In January, two Colorado lawmakers, Senator Michael Bennet and Representative Joe Neguse, introduced the Colorado Outdoor Recreation & Economy (CORE) Act. Outdoor Alliance is fired up about this bill, which combines protection of a number of important Colorado landscapes with benefits for people who love getting outside.
The bill brings together a number of previously-introduced bills, including the Continental Divide Recreation, Wilderness, and Camp Hale Legacy Act; the San Juan Mountains Wilderness Act; the Thompson Divide Withdrawal and Protection Act; and the Curecanti National Recreation Area Boundary Establishment Act. Outdoor Alliance and its member groups, including IMBA and Access Fund, have worked on protecting these landscapes for more than a decade. In the CORE Act, Colorado lawmakers have taken great care to protect the world-class hiking, climbing, and mountain biking along the Continental Divide, the San Juan Mountains, and the Thompson Divide.
In the San Juans, the Sheep Mountain Special Management Area protects backcountry ski terrain near Lizard Head Pass and creates management for the Ophir Valley area for new mountain biking trails near the town of Ophir. The Liberty Bell and Whitehouse Wilderness additions protect world-class hiking and climbing opportunities in the iconic Mt. Snefflels range while allowing for a trail corridor for the iconic Liberty Bell/Hardrock 100 trail. In the Continental Divide bill, the Tenmile Wilderness and Recreation Management Areas provide opportunities for long ridgeline technical traverses, challenging backcountry ski terrain, and world class mountain biking, and the Spraddle Creek Wilderness addition provides a primitive backcountry area in close proximity to downtown Vail while keeping the future mountain bike extension of the North Vail Trail viable. These designations allow for a new Wilderness-urban interface which provides a unique opportunity to experience and protect these important landscapes.

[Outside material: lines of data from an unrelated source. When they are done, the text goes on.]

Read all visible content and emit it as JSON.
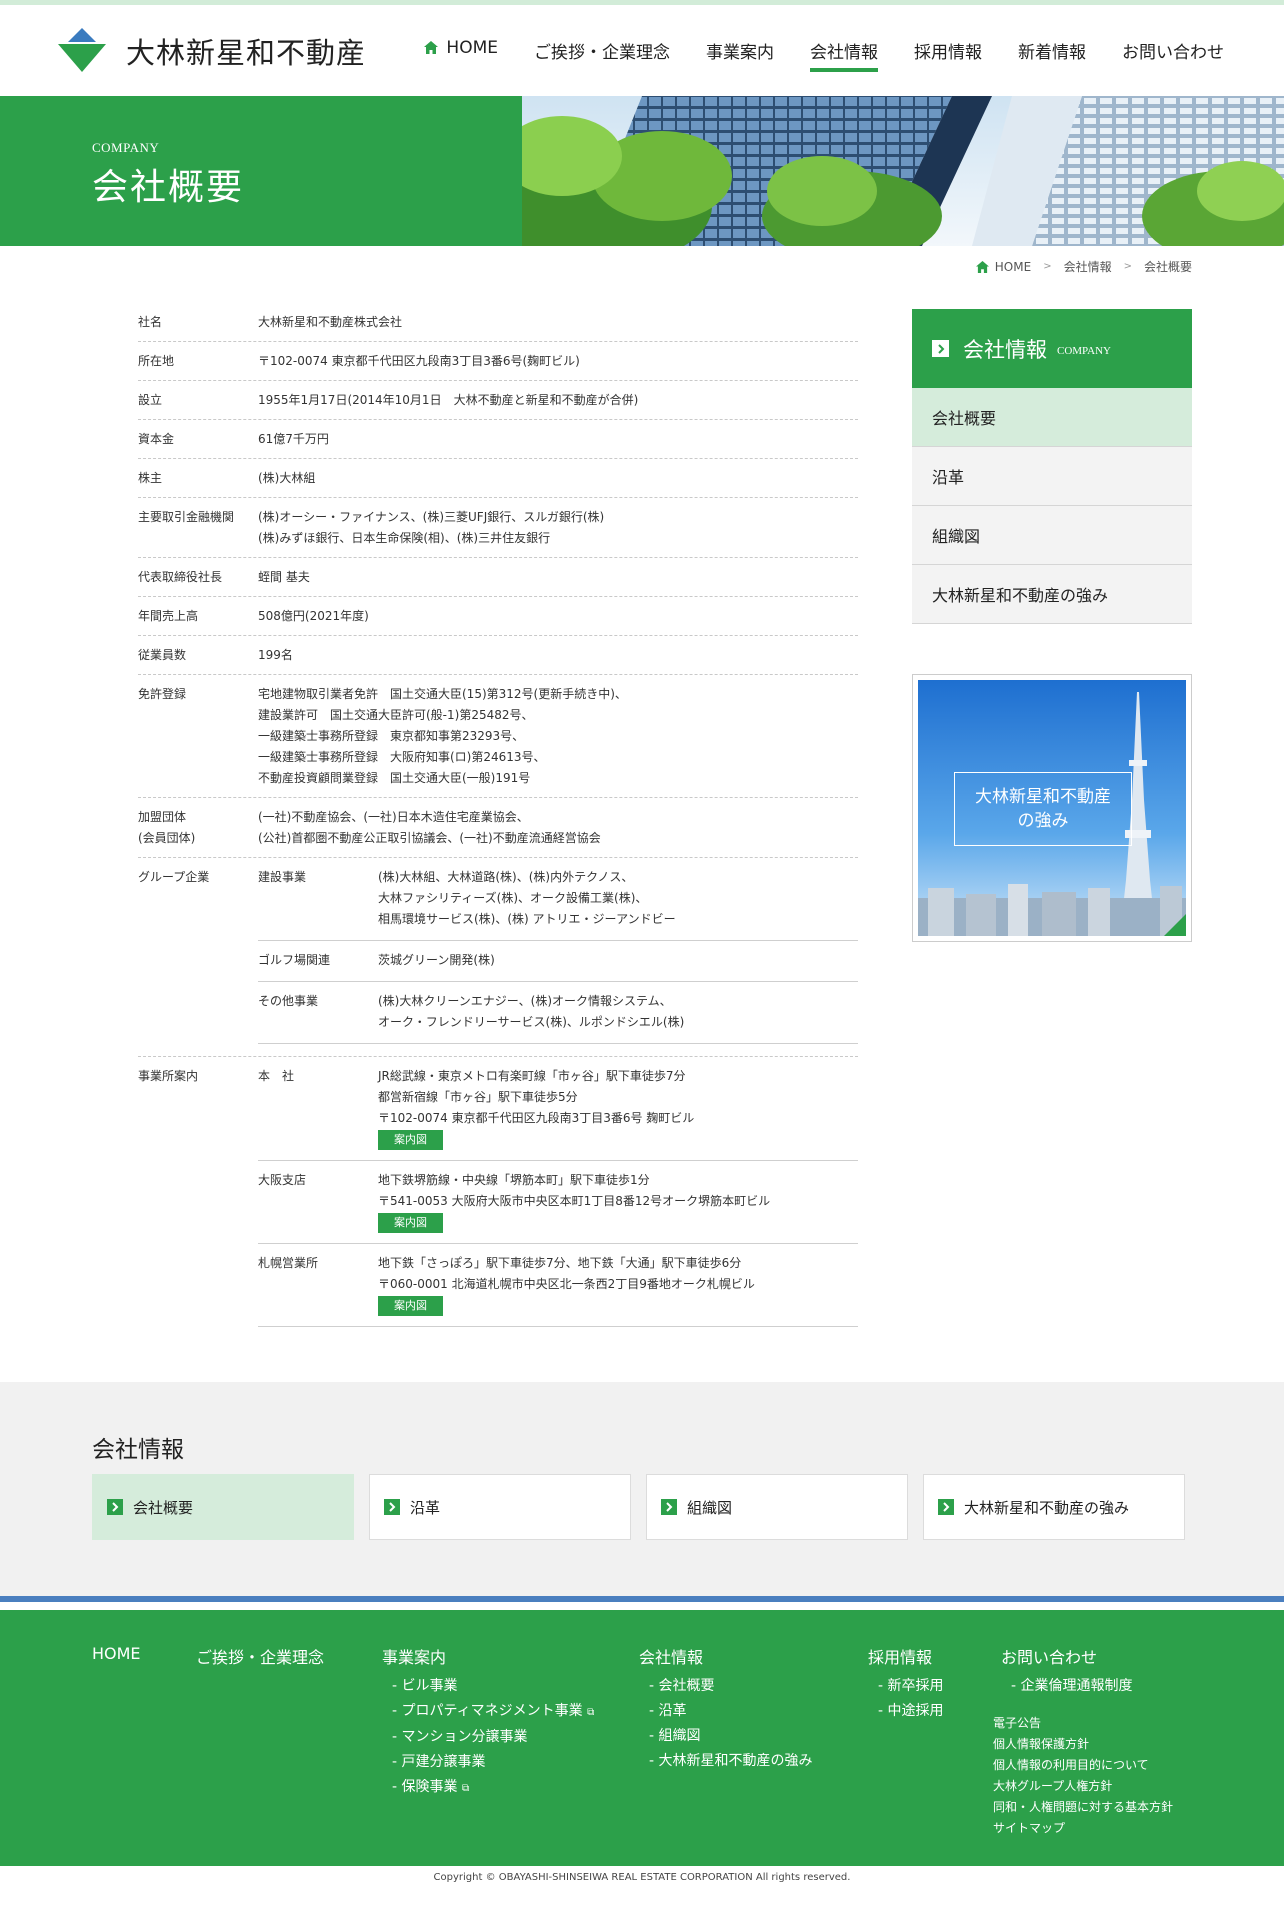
{
  "header": {
    "logo_text": "大林新星和不動産",
    "nav": [
      {
        "label": "HOME"
      },
      {
        "label": "ご挨拶・企業理念"
      },
      {
        "label": "事業案内"
      },
      {
        "label": "会社情報"
      },
      {
        "label": "採用情報"
      },
      {
        "label": "新着情報"
      },
      {
        "label": "お問い合わせ"
      }
    ]
  },
  "hero": {
    "sub": "COMPANY",
    "title": "会社概要"
  },
  "breadcrumb": [
    "HOME",
    "会社情報",
    "会社概要"
  ],
  "profile": {
    "rows": [
      {
        "th": "社名",
        "td": [
          "大林新星和不動産株式会社"
        ]
      },
      {
        "th": "所在地",
        "td": [
          "〒102-0074 東京都千代田区九段南3丁目3番6号(麹町ビル)"
        ]
      },
      {
        "th": "設立",
        "td": [
          "1955年1月17日(2014年10月1日　大林不動産と新星和不動産が合併)"
        ]
      },
      {
        "th": "資本金",
        "td": [
          "61億7千万円"
        ]
      },
      {
        "th": "株主",
        "td": [
          "(株)大林組"
        ]
      },
      {
        "th": "主要取引金融機関",
        "td": [
          "(株)オーシー・ファイナンス、(株)三菱UFJ銀行、スルガ銀行(株)",
          "(株)みずほ銀行、日本生命保険(相)、(株)三井住友銀行"
        ]
      },
      {
        "th": "代表取締役社長",
        "td": [
          "蛭間 基夫"
        ]
      },
      {
        "th": "年間売上高",
        "td": [
          "508億円(2021年度)"
        ]
      },
      {
        "th": "従業員数",
        "td": [
          "199名"
        ]
      },
      {
        "th": "免許登録",
        "td": [
          "宅地建物取引業者免許　国土交通大臣(15)第312号(更新手続き中)、",
          "建設業許可　国土交通大臣許可(般-1)第25482号、",
          "一級建築士事務所登録　東京都知事第23293号、",
          "一級建築士事務所登録　大阪府知事(ロ)第24613号、",
          "不動産投資顧問業登録　国土交通大臣(一般)191号"
        ]
      },
      {
        "th": "加盟団体",
        "th2": "(会員団体)",
        "td": [
          "(一社)不動産協会、(一社)日本木造住宅産業協会、",
          "(公社)首都圏不動産公正取引協議会、(一社)不動産流通経営協会"
        ]
      }
    ],
    "group": {
      "th": "グループ企業",
      "items": [
        {
          "name": "建設事業",
          "lines": [
            "(株)大林組、大林道路(株)、(株)内外テクノス、",
            "大林ファシリティーズ(株)、オーク設備工業(株)、",
            "相馬環境サービス(株)、(株) アトリエ・ジーアンドビー"
          ]
        },
        {
          "name": "ゴルフ場関連",
          "lines": [
            "茨城グリーン開発(株)"
          ]
        },
        {
          "name": "その他事業",
          "lines": [
            "(株)大林クリーンエナジー、(株)オーク情報システム、",
            "オーク・フレンドリーサービス(株)、ルポンドシエル(株)"
          ]
        }
      ]
    },
    "offices": {
      "th": "事業所案内",
      "map_label": "案内図",
      "items": [
        {
          "name": "本　社",
          "lines": [
            "JR総武線・東京メトロ有楽町線「市ヶ谷」駅下車徒歩7分",
            "都営新宿線「市ヶ谷」駅下車徒歩5分",
            "〒102-0074 東京都千代田区九段南3丁目3番6号 麹町ビル"
          ]
        },
        {
          "name": "大阪支店",
          "lines": [
            "地下鉄堺筋線・中央線「堺筋本町」駅下車徒歩1分",
            "〒541-0053 大阪府大阪市中央区本町1丁目8番12号オーク堺筋本町ビル"
          ]
        },
        {
          "name": "札幌営業所",
          "lines": [
            "地下鉄「さっぽろ」駅下車徒歩7分、地下鉄「大通」駅下車徒歩6分",
            "〒060-0001 北海道札幌市中央区北一条西2丁目9番地オーク札幌ビル"
          ]
        }
      ]
    }
  },
  "sidebar": {
    "title": "会社情報",
    "title_en": "COMPANY",
    "items": [
      "会社概要",
      "沿革",
      "組織図",
      "大林新星和不動産の強み"
    ],
    "banner_text": [
      "大林新星和不動産",
      "の強み"
    ]
  },
  "bottom": {
    "title": "会社情報",
    "cards": [
      "会社概要",
      "沿革",
      "組織図",
      "大林新星和不動産の強み"
    ]
  },
  "footer": {
    "home": "HOME",
    "greeting": "ご挨拶・企業理念",
    "business": {
      "title": "事業案内",
      "links": [
        "- ビル事業",
        "- プロパティマネジメント事業",
        "- マンション分譲事業",
        "- 戸建分譲事業",
        "- 保険事業"
      ]
    },
    "company": {
      "title": "会社情報",
      "links": [
        "- 会社概要",
        "- 沿革",
        "- 組織図",
        "- 大林新星和不動産の強み"
      ]
    },
    "recruit": {
      "title": "採用情報",
      "links": [
        "- 新卒採用",
        "- 中途採用"
      ]
    },
    "contact": {
      "title": "お問い合わせ",
      "links": [
        "- 企業倫理通報制度"
      ]
    },
    "misc": [
      "電子公告",
      "個人情報保護方針",
      "個人情報の利用目的について",
      "大林グループ人権方針",
      "同和・人権問題に対する基本方針",
      "サイトマップ"
    ]
  },
  "copyright": "Copyright © OBAYASHI-SHINSEIWA REAL ESTATE CORPORATION All rights reserved.",
  "colors": {
    "brand_green": "#2ca04a",
    "light_green": "#d5ecdb",
    "footer_blue_line": "#4a7fbf"
  }
}
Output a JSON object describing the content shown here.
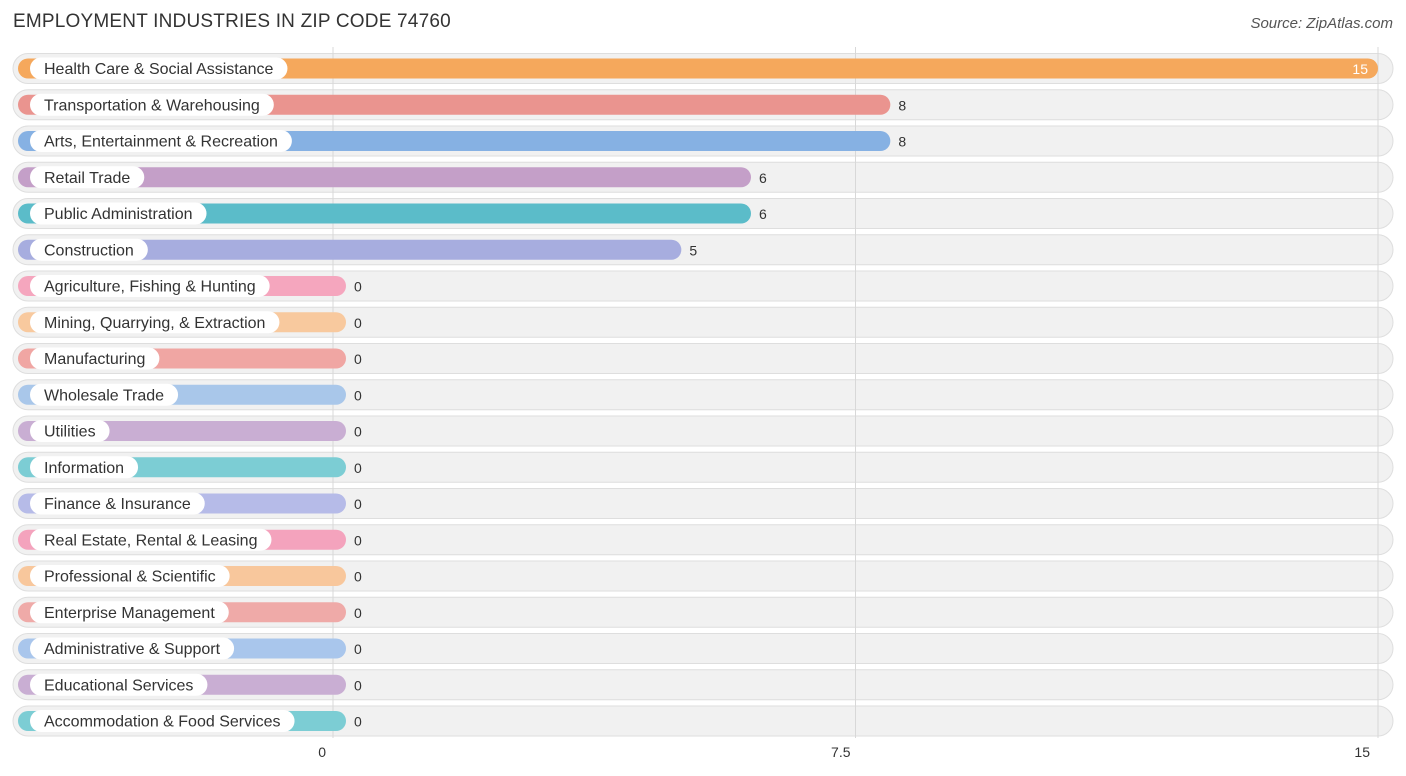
{
  "chart_data": {
    "type": "bar",
    "orientation": "horizontal",
    "title": "EMPLOYMENT INDUSTRIES IN ZIP CODE 74760",
    "source": "Source: ZipAtlas.com",
    "xlim": [
      0,
      15
    ],
    "xticks": [
      {
        "value": 0,
        "label": "0"
      },
      {
        "value": 7.5,
        "label": "7.5"
      },
      {
        "value": 15,
        "label": "15"
      }
    ],
    "grid": true,
    "categories": [
      "Health Care & Social Assistance",
      "Transportation & Warehousing",
      "Arts, Entertainment & Recreation",
      "Retail Trade",
      "Public Administration",
      "Construction",
      "Agriculture, Fishing & Hunting",
      "Mining, Quarrying, & Extraction",
      "Manufacturing",
      "Wholesale Trade",
      "Utilities",
      "Information",
      "Finance & Insurance",
      "Real Estate, Rental & Leasing",
      "Professional & Scientific",
      "Enterprise Management",
      "Administrative & Support",
      "Educational Services",
      "Accommodation & Food Services"
    ],
    "values": [
      15,
      8,
      8,
      6,
      6,
      5,
      0,
      0,
      0,
      0,
      0,
      0,
      0,
      0,
      0,
      0,
      0,
      0,
      0
    ],
    "value_labels": [
      "15",
      "8",
      "8",
      "6",
      "6",
      "5",
      "0",
      "0",
      "0",
      "0",
      "0",
      "0",
      "0",
      "0",
      "0",
      "0",
      "0",
      "0",
      "0"
    ],
    "colors": [
      "#f5a85c",
      "#ea948f",
      "#86b1e3",
      "#c49fc8",
      "#5bbcc9",
      "#a7addf",
      "#f5a6be",
      "#f8c99e",
      "#f0a6a3",
      "#a9c7ea",
      "#c9aed3",
      "#7ccdd4",
      "#b6bbe8",
      "#f4a3bd",
      "#f8c79c",
      "#efaaa8",
      "#a9c6ec",
      "#c9aed3",
      "#7ccdd4"
    ]
  }
}
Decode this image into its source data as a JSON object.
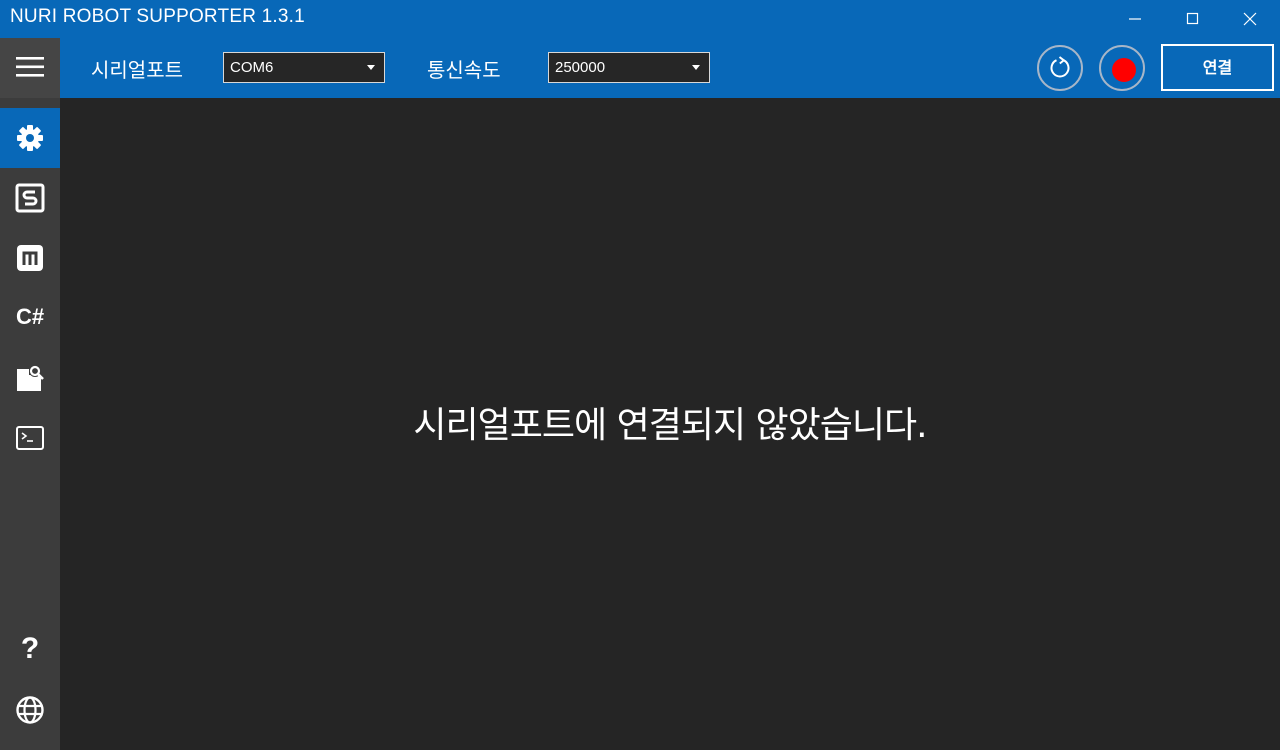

Outdoor Alliance supports the designation of Camp Hale as the first National Historic Landscape. Camp Hale is the birthplace of the 10th Mountain Division and is largely responsible for Colorado's ski industry and many modern climbing techniques and gear. The designation would honor American heroes as well as America's human-powered recreation culture. You can read Outdoor Alliance’s full testimony at right.
Generally, the hearing went well, but there were a few things of note. First, testimony from the Forest Service indicated that they supported provisions in the bill based on what’s in the existing Forest Plan. In other words, if an area is designated “recommended Wilderness” in the Forest Plan, the agency supports Wilderness designation, and conversely, they oppose it where the plan doesn’t make that specification. This is a worthwhile reminder of the importance of Forest Planning. The Forest Service even abstained from commenting on portions of the bill that affect the GMUG Forests because of the ongoing plan revision there. Consider getting involved.
The hearing was also interesting because of the opposition expressed by some committee Republicans, most notably Rep. Scott Tipton (CO-3). While Colorado Democrats support the bill, which would be enough to sidestep his objections in the Democratically-controlled House, the bill won’t go anywhere in the Senate without Republican support, in particular the support of Sen. Cory Gardner (R-CO), and it’s hard to imagine him splitting with Rep. Tipton on this. What does this mean for you? If you’re in Colorado, particularly in Rep. Tipton’s district, please consider dropping your lawmakers a line.
This bill has broad support from outdoor recreation groups, conservation organizations, and businesses. However, we need your help to get Rep. Tipton Senator Gardner on board. If you are a Colorado resident, take a moment to send a note to your lawmakers using the tool below: